That project was the Ambient quartet of albums on Editions E.G., of which Laraaji's Day Of Radiance would comprise the third part. Recorded mostly with the zither and hammered dulcimer, the first side of the record consists of three tracks, each called The Dance and numbered one to three. The name derives from an unusual aspect of their process of composition. "I used a visualisation," Laraaji told me. "I visualised imaginary folk dances."
Eno produced the record and applied some discrete electronic treatments to the performances. Laraaji remembers his producer as "very respectful, giving me a lot of space in the studio but at the same time he was courageous enough to suggest ideas that would take me out of any boxes that I was in. I'm using some of those suggestions even today". And they're still in touch. Eno paid Laraaji a visit in the spring while he was in the States for the Red Bull Music Academy and Laraaji returned the visit while in the UK in the summer. "The guy is sharp," he tells me. "He has his brain wrapped around many subjects."

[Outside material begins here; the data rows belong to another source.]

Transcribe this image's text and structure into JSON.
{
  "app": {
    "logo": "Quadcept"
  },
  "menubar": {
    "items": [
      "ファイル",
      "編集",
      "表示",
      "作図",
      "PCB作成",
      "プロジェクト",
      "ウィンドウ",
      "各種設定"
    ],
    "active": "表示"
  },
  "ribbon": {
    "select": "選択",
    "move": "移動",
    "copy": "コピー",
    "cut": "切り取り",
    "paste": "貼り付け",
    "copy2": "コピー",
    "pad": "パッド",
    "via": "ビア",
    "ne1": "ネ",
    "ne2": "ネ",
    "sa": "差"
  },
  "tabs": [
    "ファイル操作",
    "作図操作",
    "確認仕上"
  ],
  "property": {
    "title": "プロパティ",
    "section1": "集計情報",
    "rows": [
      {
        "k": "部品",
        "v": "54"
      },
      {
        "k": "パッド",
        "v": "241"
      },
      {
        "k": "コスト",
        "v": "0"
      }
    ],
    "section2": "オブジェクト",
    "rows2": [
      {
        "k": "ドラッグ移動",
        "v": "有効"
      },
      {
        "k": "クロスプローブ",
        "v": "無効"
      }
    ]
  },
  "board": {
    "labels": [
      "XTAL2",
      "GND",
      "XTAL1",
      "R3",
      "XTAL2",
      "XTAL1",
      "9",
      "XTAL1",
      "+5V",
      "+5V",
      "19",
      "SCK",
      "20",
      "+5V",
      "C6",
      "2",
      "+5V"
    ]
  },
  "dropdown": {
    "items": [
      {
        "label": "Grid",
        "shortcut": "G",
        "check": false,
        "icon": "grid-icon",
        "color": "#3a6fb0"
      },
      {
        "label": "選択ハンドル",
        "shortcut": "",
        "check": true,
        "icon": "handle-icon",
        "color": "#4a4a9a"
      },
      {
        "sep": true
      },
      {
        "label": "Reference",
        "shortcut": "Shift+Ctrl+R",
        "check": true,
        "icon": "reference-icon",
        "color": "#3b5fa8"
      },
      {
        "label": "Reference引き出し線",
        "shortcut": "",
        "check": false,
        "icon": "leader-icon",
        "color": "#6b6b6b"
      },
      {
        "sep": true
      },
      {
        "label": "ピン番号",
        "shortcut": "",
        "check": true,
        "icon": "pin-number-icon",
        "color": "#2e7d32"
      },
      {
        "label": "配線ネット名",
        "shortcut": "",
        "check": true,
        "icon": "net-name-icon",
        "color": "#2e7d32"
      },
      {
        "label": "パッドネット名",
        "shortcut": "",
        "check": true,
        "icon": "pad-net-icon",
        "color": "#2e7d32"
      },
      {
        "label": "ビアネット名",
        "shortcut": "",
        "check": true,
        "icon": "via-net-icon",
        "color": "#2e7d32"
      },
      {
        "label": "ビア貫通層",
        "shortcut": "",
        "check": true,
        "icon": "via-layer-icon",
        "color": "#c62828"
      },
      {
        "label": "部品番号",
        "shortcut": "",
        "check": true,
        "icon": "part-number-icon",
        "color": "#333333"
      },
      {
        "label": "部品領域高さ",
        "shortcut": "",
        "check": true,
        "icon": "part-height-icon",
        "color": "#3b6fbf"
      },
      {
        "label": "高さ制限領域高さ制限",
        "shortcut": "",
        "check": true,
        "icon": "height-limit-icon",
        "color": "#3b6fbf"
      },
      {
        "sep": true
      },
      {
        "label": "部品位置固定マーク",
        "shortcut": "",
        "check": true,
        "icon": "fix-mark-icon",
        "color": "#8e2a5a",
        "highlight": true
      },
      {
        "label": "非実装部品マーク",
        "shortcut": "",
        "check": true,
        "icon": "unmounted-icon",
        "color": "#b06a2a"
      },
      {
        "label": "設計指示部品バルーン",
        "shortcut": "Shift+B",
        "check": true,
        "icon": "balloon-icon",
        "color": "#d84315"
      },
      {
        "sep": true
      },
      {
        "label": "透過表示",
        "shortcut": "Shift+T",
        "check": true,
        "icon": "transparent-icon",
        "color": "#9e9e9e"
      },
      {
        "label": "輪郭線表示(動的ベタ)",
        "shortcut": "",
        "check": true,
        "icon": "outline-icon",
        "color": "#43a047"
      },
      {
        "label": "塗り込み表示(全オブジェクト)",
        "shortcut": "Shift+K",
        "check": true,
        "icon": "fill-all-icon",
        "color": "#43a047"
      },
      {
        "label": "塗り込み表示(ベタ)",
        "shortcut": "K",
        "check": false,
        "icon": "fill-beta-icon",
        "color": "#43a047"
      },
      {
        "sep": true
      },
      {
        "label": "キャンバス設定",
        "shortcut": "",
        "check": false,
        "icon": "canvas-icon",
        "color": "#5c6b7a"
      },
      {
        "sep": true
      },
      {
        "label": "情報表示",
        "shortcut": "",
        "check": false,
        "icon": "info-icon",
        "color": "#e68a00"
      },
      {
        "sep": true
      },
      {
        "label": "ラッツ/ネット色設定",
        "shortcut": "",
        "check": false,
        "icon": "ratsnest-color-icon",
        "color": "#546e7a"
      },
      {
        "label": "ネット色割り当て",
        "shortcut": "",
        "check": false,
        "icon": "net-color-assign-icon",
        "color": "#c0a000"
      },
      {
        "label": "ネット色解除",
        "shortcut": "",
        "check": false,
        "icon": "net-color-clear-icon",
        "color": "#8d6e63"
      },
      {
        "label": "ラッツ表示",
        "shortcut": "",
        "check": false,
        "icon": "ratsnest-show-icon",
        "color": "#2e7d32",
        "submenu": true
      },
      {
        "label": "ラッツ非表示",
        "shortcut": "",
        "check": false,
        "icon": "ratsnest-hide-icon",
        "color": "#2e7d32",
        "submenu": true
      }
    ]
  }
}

If he first came to international attention as a purveyor of 'ambient' music, he would soon become indelibly associated with another generic tag that was poised to take over vast swathes of American airspace as the '80s progressed: New Age. The key difference, for Laraaji, is that while ambient may be "more poetic than new age", the former does not always have to be pretty-sounding - just as long as it "supports the idea of being an immersive, total atmosphere." New age, on the contrary, is always beautiful music. Easy on the ears. Calming. Whether that's using electronics, or acoustic instruments or, as Laraaji tells me, "you might even use music that's recorded from the stars".
Laraaji is very comfortable with the tag. New Age, he says, "gave a name to what I was already feeling. It was a new age for me because the inner spiritual experiences and the epiphanies that I experienced in the '70s were merging through my music. To me," he continues, "new age means now. I was very much into now-ism. Through meditation and being very present. I still am."